TALLAHASSEE, Fla. (AP) — Floridians will choose between one of President Donald Trump’s most vocal supporters and an unabashed liberal when they elect a new governor Tuesday.
The contrast couldn’t be greater between Republican former U.S. Rep. Ron DeSantis and Democratic Tallahassee Mayor Andrew Gillum, who would be Florida’s first black governor and the first Democrat elected to the office since 1994.
The two are opposites on issues, background, campaign style and message in a politically divisive year. The contest is essentially a referendum on Trump and votes may be cast as much, if not more, on emotion than issues. About the only thing they have in common is they both have preschool children and they were born a year apart.
Toni Pentecouteau, a 72-year-old retiree from Destin, is supporting Gillum and cites, in part, DeSantis’ close relationship with Trump.
“I can’t vote for someone who has to ask Trump first if it’s OK,” she said. “We have a president who violated federal and state housing laws, who has bankrupted many times, who has been sued, who doesn’t pay his creditors.”
When the year began, few would have predicted a showdown between DeSantis and Gillum.
DeSantis was the underdog in the Republican primary until Trump endorsed him and Gillum shocked political observers when he won a crowded primary despite spending far less money, largely on grassroots support of Democrats who call themselves progressives.
DeSantis, 40, was educated at Yale and Harvard universities before becoming a Navy officer. He won his House seat in 2012 running as a political outsider, but he clearly had larger ambitions. He ran for U.S. Senate in 2016, dropping out when Republican U.S. Sen. Marco Rubio decided to seek re-election.
Gillum, 39, was a 23-year-old Florida A&M University student when he became the youngest person elected to Tallahassee’s city council. He was elected the city’s mayor in 2014. He tells a story about a poor upbringing in Miami, and the lessons he learned about getting a good education from his mother and grandmother.
At campaign events, DeSantis has unleashed a largely negative message about Gillum and sometimes comes across as angry, while Gillum barely mentions DeSantis and has an upbeat, positive style.
“The beauty is, I believe there are more of us than there are of them. There are more of us who believe in decency,” Gillum said to loud applause. “We can win these races not by dividing people, but by bringing folks together to give them something to vote for, and not just against.”
The event ended with the crowd chanting Gillum’s campaign slogan, “Bring it home!”
That same night, DeSantis was giving thousands gathered at a rally with Trump several reasons to vote against Gillum, citing an FBI investigation into corruption at Tallahassee City Hall among other issues.

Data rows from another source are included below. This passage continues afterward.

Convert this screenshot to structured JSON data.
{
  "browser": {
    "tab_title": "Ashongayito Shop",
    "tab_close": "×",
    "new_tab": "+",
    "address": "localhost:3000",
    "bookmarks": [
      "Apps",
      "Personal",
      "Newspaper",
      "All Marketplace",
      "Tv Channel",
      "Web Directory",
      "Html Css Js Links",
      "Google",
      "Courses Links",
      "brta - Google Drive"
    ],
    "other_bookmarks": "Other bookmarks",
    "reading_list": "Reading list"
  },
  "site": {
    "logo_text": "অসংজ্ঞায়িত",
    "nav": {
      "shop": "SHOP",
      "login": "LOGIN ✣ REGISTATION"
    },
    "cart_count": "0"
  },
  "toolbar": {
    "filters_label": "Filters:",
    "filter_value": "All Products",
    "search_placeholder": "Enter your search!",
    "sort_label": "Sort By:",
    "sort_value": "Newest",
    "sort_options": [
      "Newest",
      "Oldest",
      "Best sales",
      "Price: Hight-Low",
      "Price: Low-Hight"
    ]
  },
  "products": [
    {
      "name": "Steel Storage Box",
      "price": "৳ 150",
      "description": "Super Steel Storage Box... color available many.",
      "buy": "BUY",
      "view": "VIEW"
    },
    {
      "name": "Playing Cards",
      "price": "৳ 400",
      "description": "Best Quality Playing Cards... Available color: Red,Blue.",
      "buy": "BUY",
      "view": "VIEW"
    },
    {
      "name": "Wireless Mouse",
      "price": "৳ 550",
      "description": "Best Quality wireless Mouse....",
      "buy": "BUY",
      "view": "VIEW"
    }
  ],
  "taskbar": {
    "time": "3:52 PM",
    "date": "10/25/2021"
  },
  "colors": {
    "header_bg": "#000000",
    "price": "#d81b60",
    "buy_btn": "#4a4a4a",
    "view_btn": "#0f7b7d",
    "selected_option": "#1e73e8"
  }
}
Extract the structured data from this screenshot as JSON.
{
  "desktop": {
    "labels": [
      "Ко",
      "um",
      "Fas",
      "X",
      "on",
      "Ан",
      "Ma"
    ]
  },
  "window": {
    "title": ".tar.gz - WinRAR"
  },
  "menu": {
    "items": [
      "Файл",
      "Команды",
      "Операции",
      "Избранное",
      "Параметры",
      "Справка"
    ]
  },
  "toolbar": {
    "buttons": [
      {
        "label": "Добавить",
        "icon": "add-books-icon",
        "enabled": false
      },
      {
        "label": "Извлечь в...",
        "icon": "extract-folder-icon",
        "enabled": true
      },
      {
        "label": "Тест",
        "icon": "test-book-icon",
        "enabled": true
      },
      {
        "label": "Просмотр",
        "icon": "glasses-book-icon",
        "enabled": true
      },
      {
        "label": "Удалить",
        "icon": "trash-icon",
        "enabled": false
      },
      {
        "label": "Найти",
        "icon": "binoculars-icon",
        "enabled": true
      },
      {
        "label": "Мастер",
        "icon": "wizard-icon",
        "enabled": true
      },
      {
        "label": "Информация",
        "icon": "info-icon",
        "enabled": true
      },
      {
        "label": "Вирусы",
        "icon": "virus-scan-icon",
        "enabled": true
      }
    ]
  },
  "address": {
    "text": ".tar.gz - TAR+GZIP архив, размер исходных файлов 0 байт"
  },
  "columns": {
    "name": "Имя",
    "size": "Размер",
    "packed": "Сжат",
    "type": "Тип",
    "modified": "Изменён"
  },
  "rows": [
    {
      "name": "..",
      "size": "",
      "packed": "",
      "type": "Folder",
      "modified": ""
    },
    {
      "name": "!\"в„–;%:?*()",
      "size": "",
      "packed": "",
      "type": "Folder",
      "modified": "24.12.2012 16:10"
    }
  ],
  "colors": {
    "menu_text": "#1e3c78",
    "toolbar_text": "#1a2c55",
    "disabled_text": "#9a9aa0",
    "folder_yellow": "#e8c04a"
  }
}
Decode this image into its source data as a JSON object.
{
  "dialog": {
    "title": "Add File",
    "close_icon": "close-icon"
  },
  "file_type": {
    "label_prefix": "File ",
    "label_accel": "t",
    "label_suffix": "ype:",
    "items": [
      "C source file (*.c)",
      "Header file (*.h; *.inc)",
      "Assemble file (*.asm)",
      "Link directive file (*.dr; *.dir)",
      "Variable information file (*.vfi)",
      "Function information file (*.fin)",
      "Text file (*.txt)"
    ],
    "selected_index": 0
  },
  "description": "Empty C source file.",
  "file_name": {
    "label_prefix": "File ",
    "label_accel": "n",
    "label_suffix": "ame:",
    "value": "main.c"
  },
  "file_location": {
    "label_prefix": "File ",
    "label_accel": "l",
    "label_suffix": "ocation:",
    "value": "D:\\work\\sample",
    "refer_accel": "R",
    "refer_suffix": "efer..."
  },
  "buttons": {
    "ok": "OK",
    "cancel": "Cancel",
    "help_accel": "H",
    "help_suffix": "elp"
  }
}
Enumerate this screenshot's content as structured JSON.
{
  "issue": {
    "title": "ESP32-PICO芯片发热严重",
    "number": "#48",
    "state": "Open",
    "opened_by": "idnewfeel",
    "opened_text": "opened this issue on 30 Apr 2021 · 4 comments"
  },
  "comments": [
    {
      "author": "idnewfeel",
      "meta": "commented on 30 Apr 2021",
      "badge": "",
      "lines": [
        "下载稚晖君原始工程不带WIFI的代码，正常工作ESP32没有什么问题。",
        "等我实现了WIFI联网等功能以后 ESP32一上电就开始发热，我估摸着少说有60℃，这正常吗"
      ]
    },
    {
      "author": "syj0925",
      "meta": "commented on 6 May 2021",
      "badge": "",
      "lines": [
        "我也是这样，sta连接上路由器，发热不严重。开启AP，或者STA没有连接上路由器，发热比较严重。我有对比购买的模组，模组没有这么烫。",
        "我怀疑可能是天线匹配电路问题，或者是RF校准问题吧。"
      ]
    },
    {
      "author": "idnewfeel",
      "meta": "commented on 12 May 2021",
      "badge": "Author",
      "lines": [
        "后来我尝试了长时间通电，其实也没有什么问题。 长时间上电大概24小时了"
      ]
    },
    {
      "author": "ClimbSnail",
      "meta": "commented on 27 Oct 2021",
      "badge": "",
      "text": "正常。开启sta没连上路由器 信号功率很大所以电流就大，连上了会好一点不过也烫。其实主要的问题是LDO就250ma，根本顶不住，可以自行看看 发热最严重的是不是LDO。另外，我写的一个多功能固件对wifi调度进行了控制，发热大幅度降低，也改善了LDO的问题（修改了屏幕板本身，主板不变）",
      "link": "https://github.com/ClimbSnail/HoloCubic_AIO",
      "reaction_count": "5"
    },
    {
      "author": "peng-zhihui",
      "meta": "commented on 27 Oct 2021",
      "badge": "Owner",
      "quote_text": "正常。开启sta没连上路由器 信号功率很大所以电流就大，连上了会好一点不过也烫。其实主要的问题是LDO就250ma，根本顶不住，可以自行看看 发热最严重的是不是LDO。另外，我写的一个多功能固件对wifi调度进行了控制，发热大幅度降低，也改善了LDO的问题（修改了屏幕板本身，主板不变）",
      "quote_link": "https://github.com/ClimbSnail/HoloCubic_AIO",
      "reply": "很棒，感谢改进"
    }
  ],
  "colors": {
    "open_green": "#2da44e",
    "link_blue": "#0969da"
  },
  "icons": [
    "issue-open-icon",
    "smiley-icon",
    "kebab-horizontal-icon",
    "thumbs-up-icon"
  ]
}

“I’m proud to say that of the candidates running for governor, I’m the only one that has worn the uniform and served in our military, I’m the only candidate that ain’t going to raise your taxes here in Florida and I’m the only guy who can credibly say that I’m not under investigation for corruption by the FBI,” DeSantis said to cheers.
DeSantis used more than half of his speech to attack Gillum. At one point the crowd began chanting, “Lock him up!”
Gillum has said he’s not a target of the investigation.
Racial division has also been an issue in the campaign. The day after the primary, DeSantis said on Fox News that Florida voters shouldn’t “monkey this up” by electing Gillum. DeSantis spent weeks explaining the remark, saying it had nothing to do with race, but rather his belief that Gillum will hurt Florida’s economy.
The Gillum campaign, in the final week, cut ties with a campaign volunteer caught on video calling Florida a “cracker” state and saying the campaign was taking advantage of “white guilt.”
Gillum is taking a nontraditional route in the general election. He’s seeking out young voters and minorities who tend to have lower turnout in a midterm election.
He’s also going to areas Democrats have traditionally ignored, like Okaloosa County in the western Panhandle, which Republican Gov. Rick Scott carried in 2014 with more than 75 percent of the vote in a year he didn’t receive 50 percent of the statewide vote. Trump carried the county with 71 percent of the vote in 2016.
“They told me this was a red county!” Gillum said after being greeted with thunderous applause from an overflow Okaloosa crowd. “I see a sea of blue. In fact, I see a tsunami of blue about to slip over this area.”
DeSantis largely focused his campaign on the Interstate 4 corridor that runs from Daytona Beach to through Orlando to Tampa Bay and the large urban areas south of the highway.
If DeSantis wins, he can give Trump credit for exciting the party’s base. When DeSantis wrapped up his speech at Wednesday’s Trump rally, he turned to the president and shook his hand.
“I appreciate it. Thanks,” DeSantis told Trump. He then laughed and added, “This is crazy. This is awesome.”
For AP’s complete coverage of the U.S. midterm elections: http://apne.ws/APPolitics